YOUR TASK >>
Filter the listing below down to the lines holding the word "letter", and copy those lines.

PROVIDED INFORMATION >>

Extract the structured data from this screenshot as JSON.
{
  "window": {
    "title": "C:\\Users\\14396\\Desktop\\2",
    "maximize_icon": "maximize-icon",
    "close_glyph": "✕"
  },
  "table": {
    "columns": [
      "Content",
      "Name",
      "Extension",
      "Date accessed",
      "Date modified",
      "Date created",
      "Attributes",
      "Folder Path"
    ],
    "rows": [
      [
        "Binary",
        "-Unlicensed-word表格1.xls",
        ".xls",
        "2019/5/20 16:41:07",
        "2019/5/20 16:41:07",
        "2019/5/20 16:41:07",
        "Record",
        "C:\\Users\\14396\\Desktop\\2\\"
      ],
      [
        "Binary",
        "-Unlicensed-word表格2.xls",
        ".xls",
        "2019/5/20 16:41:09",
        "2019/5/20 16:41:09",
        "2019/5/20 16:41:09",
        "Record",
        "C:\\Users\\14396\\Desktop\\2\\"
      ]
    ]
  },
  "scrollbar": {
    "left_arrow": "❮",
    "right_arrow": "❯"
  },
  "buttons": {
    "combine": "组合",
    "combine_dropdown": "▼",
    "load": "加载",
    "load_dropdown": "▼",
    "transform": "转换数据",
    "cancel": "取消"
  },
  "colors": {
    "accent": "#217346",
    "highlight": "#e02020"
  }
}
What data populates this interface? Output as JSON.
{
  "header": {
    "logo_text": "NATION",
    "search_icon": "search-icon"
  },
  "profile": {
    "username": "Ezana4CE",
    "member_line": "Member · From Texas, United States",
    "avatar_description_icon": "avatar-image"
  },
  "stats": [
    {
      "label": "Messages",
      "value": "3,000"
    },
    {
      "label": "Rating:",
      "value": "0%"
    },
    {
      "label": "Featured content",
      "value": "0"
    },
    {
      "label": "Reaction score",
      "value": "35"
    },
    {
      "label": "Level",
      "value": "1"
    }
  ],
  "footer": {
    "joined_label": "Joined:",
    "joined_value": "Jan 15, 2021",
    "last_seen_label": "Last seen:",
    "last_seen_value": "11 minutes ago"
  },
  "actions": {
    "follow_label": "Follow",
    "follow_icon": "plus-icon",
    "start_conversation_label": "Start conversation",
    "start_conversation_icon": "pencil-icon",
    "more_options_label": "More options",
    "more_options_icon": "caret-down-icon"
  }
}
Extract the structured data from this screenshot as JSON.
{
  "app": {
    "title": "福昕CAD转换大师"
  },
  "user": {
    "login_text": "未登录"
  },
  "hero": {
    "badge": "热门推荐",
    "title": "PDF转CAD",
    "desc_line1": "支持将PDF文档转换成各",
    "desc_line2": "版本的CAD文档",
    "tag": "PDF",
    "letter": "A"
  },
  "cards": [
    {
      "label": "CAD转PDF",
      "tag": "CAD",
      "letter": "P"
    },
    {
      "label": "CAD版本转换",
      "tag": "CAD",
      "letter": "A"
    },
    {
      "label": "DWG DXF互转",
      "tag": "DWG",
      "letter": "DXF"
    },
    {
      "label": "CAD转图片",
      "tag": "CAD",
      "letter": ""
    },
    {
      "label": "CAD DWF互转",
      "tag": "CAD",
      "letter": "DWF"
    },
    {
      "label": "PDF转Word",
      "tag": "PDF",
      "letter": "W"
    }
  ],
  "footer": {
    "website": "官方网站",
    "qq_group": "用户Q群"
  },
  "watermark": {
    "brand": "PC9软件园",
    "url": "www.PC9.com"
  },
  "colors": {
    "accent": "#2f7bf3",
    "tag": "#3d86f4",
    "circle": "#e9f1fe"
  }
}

TASK OUTPUT >>
    "letter": "A"
      "letter": "P"
      "letter": "A"
      "letter": "DXF"
      "letter": ""
      "letter": "DWF"
      "letter": "W"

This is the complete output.